By Lyubov Tsarevskaya
In 1944 Hitler and his inner circle still hoped that the recent bloody operations would weaken the Soviet Army might. But German Intelligence thought differently. It provided top-secret analytical reports for a limited group of German leaders to point out the Soviet Army's growing strength and its ability to defeat Germany on its own. The German Intelligence Service warned that if Russia were not contained in Belarus, Lvov and further north, then the German Army Group "CENTRE" would face a critical situation.
But German Intelligence was hardly aware of the fact that the Soviet General Staff was drawing up a top-secret plan for the operation "BAGRATION". The operation was named in honour of Pyotr Bagration, a prominent Russian military leader during Russia's war of 1812 against Napoleon. The plan sought to deliver a powerful strike at Nazi troops in Belarus. The main problem was the particular place where the Soviet Army should strike. When the plan was discussed at Supreme Commander-in-Chief Joseph Stalin's, the Commander of the First Belarussian Front Konstantin Rokossovsky suggested delivering two blows at a time. But Stalin objected on the grounds that this would lead to a dispersal of forces. He said it would stand to reason to breach the enemy defences by one powerful blow. And then added peremptorily that it should be one blow. But Rokossovsky insisted that by striking in two places the Soviet troops would gain major advantages. First, this would call for committing at once the main group of troops on the right wing. Secondly, we would deprive the enemy of any possibility to manoeuvre. And thirdly, even if only one strike proved successful, the enemy situation would become critical.
But Stalin didn't like Rokossovsky's doggedness, so he told the Front Commander to walk out into the neighbouring room to ponder over his, Stalin's, proposal. Rokossovsky obeyed, thought it all over again, then returned and again started defending his own plan. Stalin got angry and told him to leave the room for a second time and think about it again. After a while Rokossovsky returned but said he continued to stick to his two-strike plan. A clash with Stalin did not augur well for anybody, and few people could afford to ignore Stalin's wrath. But Rokossovsky showed no signs of fear as he continued to insist on the two-strike plan. Stalin at last agreed and approved the plan. Subsequent developments proved that Rokossovsky was absolutely right.

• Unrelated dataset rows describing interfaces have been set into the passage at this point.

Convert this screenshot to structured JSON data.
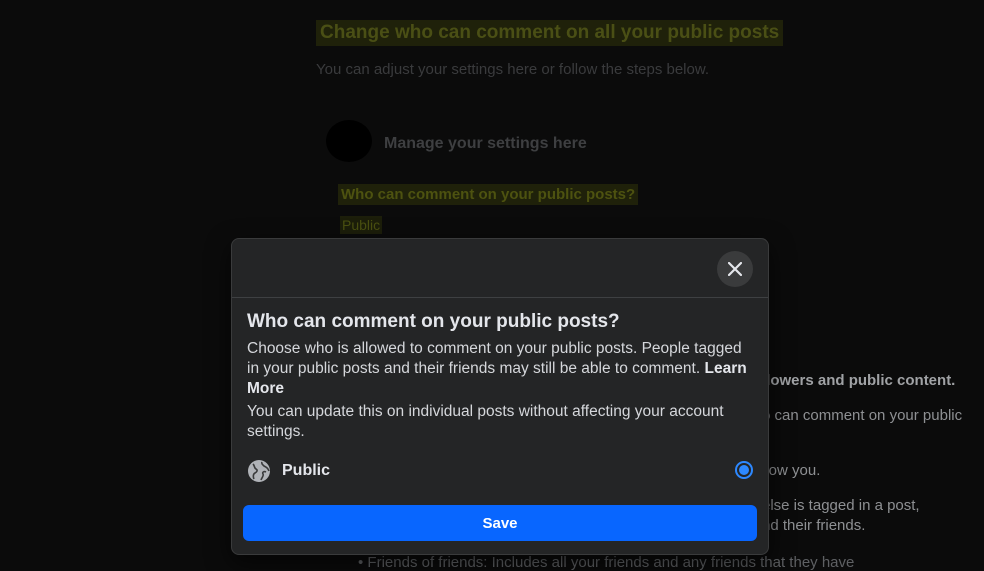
{
  "background": {
    "title": "Change who can comment on all your public posts",
    "subtitle": "You can adjust your settings here or follow the steps below.",
    "manage_label": "Manage your settings here",
    "question": "Who can comment on your public posts?",
    "current_value": "Public",
    "fragments": [
      "llowers and public content.",
      "o can comment on your public",
      "llow you.",
      " else is tagged in a post,",
      "nd their friends."
    ],
    "bullet_text": "Friends of friends: Includes all your friends and any friends that they have"
  },
  "modal": {
    "title": "Who can comment on your public posts?",
    "description": "Choose who is allowed to comment on your public posts. People tagged in your public posts and their friends may still be able to comment.",
    "learn_more": "Learn More",
    "note": "You can update this on individual posts without affecting your account settings.",
    "option": {
      "label": "Public",
      "icon": "globe-icon",
      "selected": true
    },
    "save_label": "Save",
    "close_icon": "close-icon"
  },
  "colors": {
    "accent": "#0866ff",
    "radio": "#2d88ff",
    "modal_bg": "#242526"
  }
}
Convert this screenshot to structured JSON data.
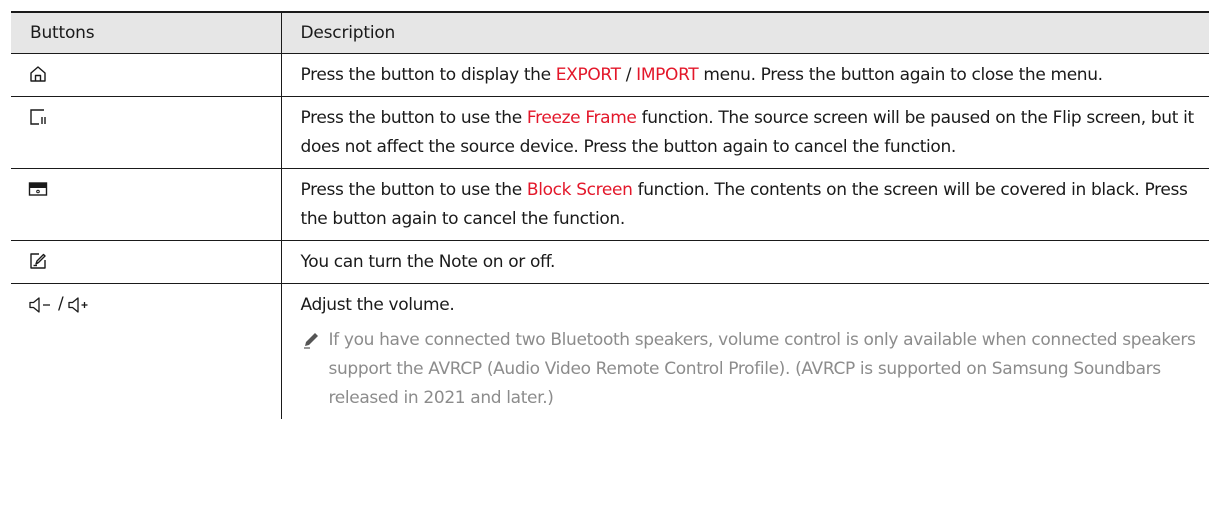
{
  "table": {
    "headers": {
      "buttons": "Buttons",
      "description": "Description"
    },
    "rows": [
      {
        "icon": "home-icon",
        "desc_before": "Press the button to display the ",
        "hl1": "EXPORT",
        "sep": " / ",
        "hl2": "IMPORT",
        "desc_after": " menu. Press the button again to close the menu."
      },
      {
        "icon": "freeze-frame-icon",
        "desc_before": "Press the button to use the ",
        "hl1": "Freeze Frame",
        "desc_after": " function. The source screen will be paused on the Flip screen, but it does not affect the source device. Press the button again to cancel the function."
      },
      {
        "icon": "block-screen-icon",
        "desc_before": "Press the button to use the ",
        "hl1": "Block Screen",
        "desc_after": " function. The contents on the screen will be covered in black. Press the button again to cancel the function."
      },
      {
        "icon": "note-icon",
        "desc": "You can turn the Note on or off."
      },
      {
        "icons": [
          "volume-down-icon",
          "volume-up-icon"
        ],
        "icon_separator": "/",
        "desc": "Adjust the volume.",
        "note_icon": "pencil-icon",
        "note": "If you have connected two Bluetooth speakers, volume control is only available when connected speakers support the AVRCP (Audio Video Remote Control Profile). (AVRCP is supported on Samsung Soundbars released in 2021 and later.)"
      }
    ]
  },
  "colors": {
    "highlight": "#e3172a",
    "header_bg": "#e6e6e6",
    "note_text": "#8c8c8c",
    "text": "#1a1a1a"
  }
}
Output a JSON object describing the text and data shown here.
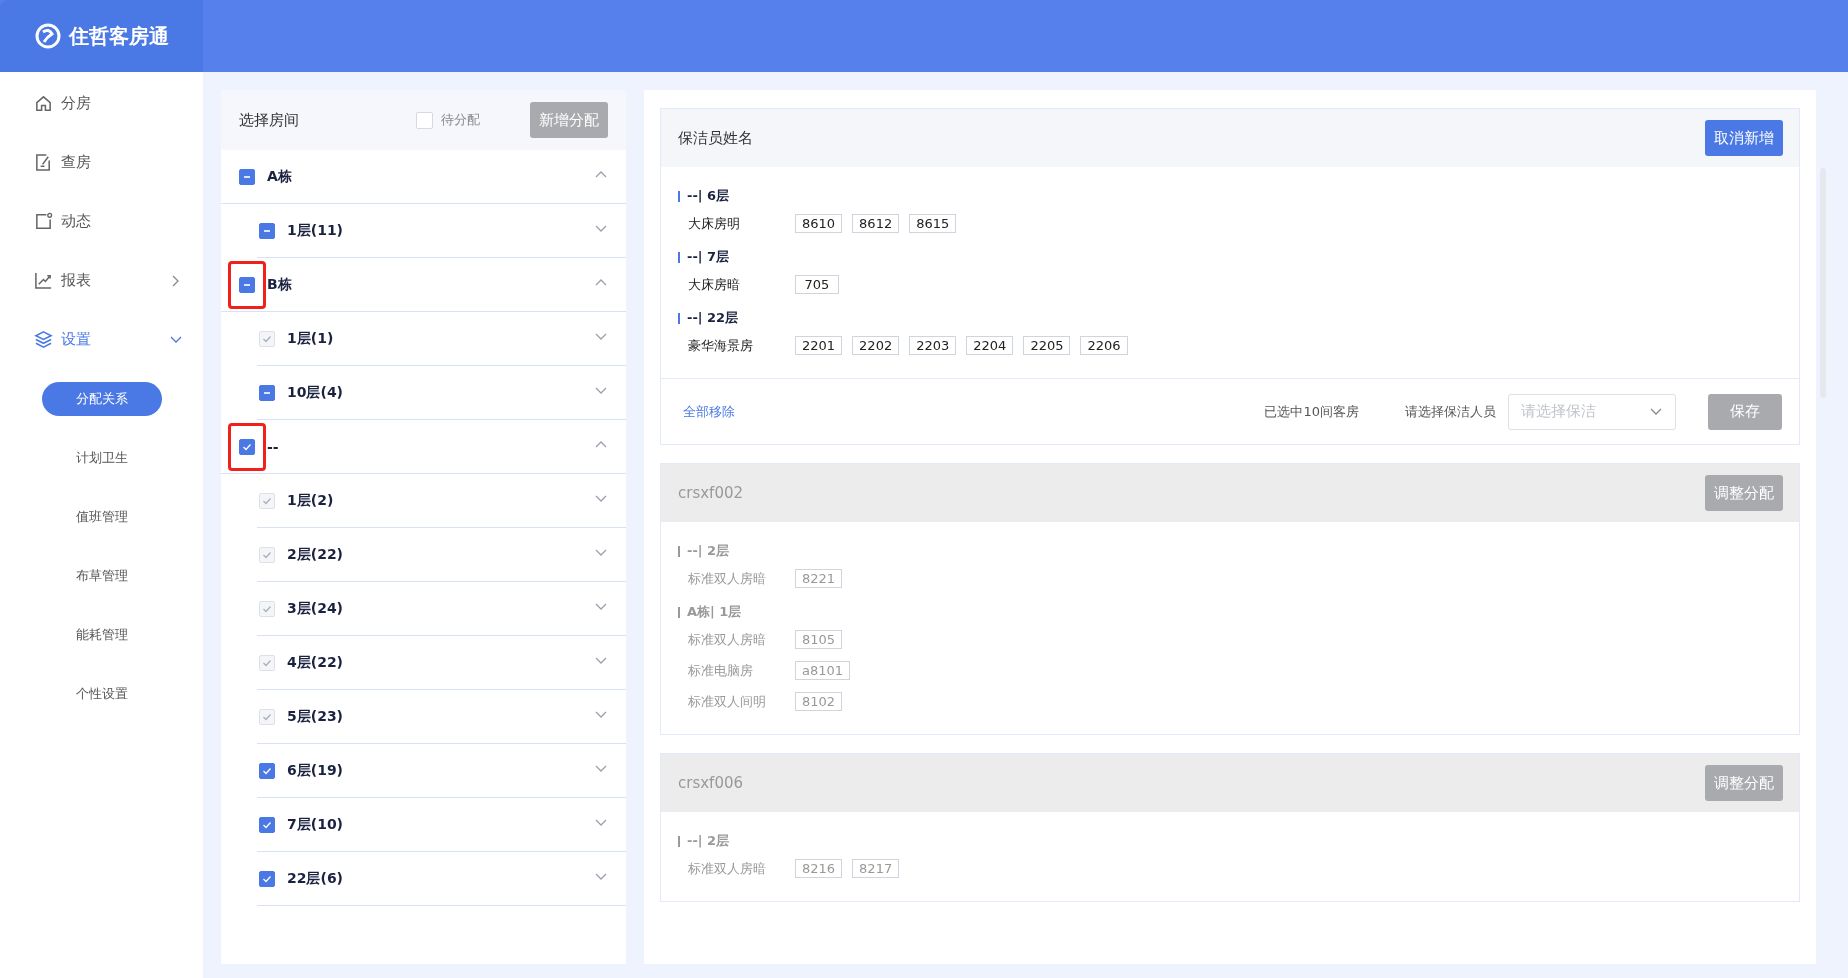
{
  "app": {
    "title": "住哲客房通"
  },
  "menu": [
    {
      "label": "分房",
      "active": false
    },
    {
      "label": "查房",
      "active": false
    },
    {
      "label": "动态",
      "active": false
    },
    {
      "label": "报表",
      "active": false,
      "expanded": false
    },
    {
      "label": "设置",
      "active": true,
      "expanded": true,
      "children": [
        {
          "label": "分配关系",
          "selected": true
        },
        {
          "label": "计划卫生",
          "selected": false
        },
        {
          "label": "值班管理",
          "selected": false
        },
        {
          "label": "布草管理",
          "selected": false
        },
        {
          "label": "能耗管理",
          "selected": false
        },
        {
          "label": "个性设置",
          "selected": false
        }
      ]
    }
  ],
  "room_panel": {
    "title": "选择房间",
    "filter": {
      "label": "待分配",
      "checked": false
    },
    "add_button": {
      "label": "新增分配",
      "disabled": true
    },
    "tree": [
      {
        "label": "A栋",
        "checked": false,
        "indeterminate": true,
        "disabled": false,
        "expanded": true,
        "highlighted": false,
        "children": [
          {
            "label": "1层(11)",
            "checked": false,
            "indeterminate": true,
            "disabled": false,
            "expanded": false
          }
        ]
      },
      {
        "label": "B栋",
        "checked": false,
        "indeterminate": true,
        "disabled": false,
        "expanded": true,
        "highlighted": true,
        "children": [
          {
            "label": "1层(1)",
            "checked": true,
            "disabled": true,
            "expanded": false
          },
          {
            "label": "10层(4)",
            "checked": false,
            "indeterminate": true,
            "disabled": false,
            "expanded": false
          }
        ]
      },
      {
        "label": "--",
        "checked": true,
        "disabled": false,
        "expanded": true,
        "highlighted": true,
        "children": [
          {
            "label": "1层(2)",
            "checked": true,
            "disabled": true,
            "expanded": false
          },
          {
            "label": "2层(22)",
            "checked": true,
            "disabled": true,
            "expanded": false
          },
          {
            "label": "3层(24)",
            "checked": true,
            "disabled": true,
            "expanded": false
          },
          {
            "label": "4层(22)",
            "checked": true,
            "disabled": true,
            "expanded": false
          },
          {
            "label": "5层(23)",
            "checked": true,
            "disabled": true,
            "expanded": false
          },
          {
            "label": "6层(19)",
            "checked": true,
            "disabled": false,
            "expanded": false
          },
          {
            "label": "7层(10)",
            "checked": true,
            "disabled": false,
            "expanded": false
          },
          {
            "label": "22层(6)",
            "checked": true,
            "disabled": false,
            "expanded": false
          }
        ]
      }
    ]
  },
  "cards": [
    {
      "kind": "editing",
      "name": "保洁员姓名",
      "button": "取消新增",
      "groups": [
        {
          "title": "--| 6层",
          "rows": [
            {
              "type": "大床房明",
              "rooms": [
                "8610",
                "8612",
                "8615"
              ]
            }
          ]
        },
        {
          "title": "--| 7层",
          "rows": [
            {
              "type": "大床房暗",
              "rooms": [
                "705"
              ]
            }
          ]
        },
        {
          "title": "--| 22层",
          "rows": [
            {
              "type": "豪华海景房",
              "rooms": [
                "2201",
                "2202",
                "2203",
                "2204",
                "2205",
                "2206"
              ]
            }
          ]
        }
      ],
      "footer": {
        "remove_link": "全部移除",
        "summary": "已选中10间客房",
        "cleaner_label": "请选择保洁人员",
        "cleaner_placeholder": "请选择保洁",
        "save_button": "保存"
      }
    },
    {
      "kind": "assigned",
      "name": "crsxf002",
      "button": "调整分配",
      "groups": [
        {
          "title": "--| 2层",
          "rows": [
            {
              "type": "标准双人房暗",
              "rooms": [
                "8221"
              ]
            }
          ]
        },
        {
          "title": "A栋| 1层",
          "rows": [
            {
              "type": "标准双人房暗",
              "rooms": [
                "8105"
              ]
            },
            {
              "type": "标准电脑房",
              "rooms": [
                "a8101"
              ]
            },
            {
              "type": "标准双人间明",
              "rooms": [
                "8102"
              ]
            }
          ]
        }
      ]
    },
    {
      "kind": "assigned",
      "name": "crsxf006",
      "button": "调整分配",
      "groups": [
        {
          "title": "--| 2层",
          "rows": [
            {
              "type": "标准双人房暗",
              "rooms": [
                "8216",
                "8217"
              ]
            }
          ]
        }
      ]
    }
  ]
}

The Soviet Army launched an offensive in Belarus three years to the day after war broke out in late June 1941. And now it was for the German troops to suffer heavy losses on the very same battlefields where three years before they demonstrated their supremacy. The Soviet Army units surrounded huge and powerful Wehrmacht formations. The Russian military historian Anatoly Utkin writes in his book "The Second World War": "History rarely repeats itself in these forests, north of Minsk, where the Soviet troops suffered a horrible shock in late June 1941, and where in late June 1944 the huge numbers of the aggressor-country troops were awaiting their Doomsday. Part of the Germans tried to force their way westwards, and more than 40,000 of them died in senseless forest fighting. What was left of the Army Group "CENTRE" were a mere eight badly battered divisions that could not cover the 400-kilometre wide breach of the Soviet Army's breakthrough."
On July 17th 1944 Muscovites saw a column of 57,000 German prisoners of war walking along city streets. The Germans, taken prisoner in the course of the operation "BAGRATIOIN", were a sorry sight. Huge crowds of Muscovites gathered on the pavements to severely and silently watch the prisoners pass by.
The Wehrmacht's disaster in Belarus blew up the German troops' organized resistance on the Eastern Front. The Soviet Army went over to the offensive at all fronts.
Source:The Voice of Russia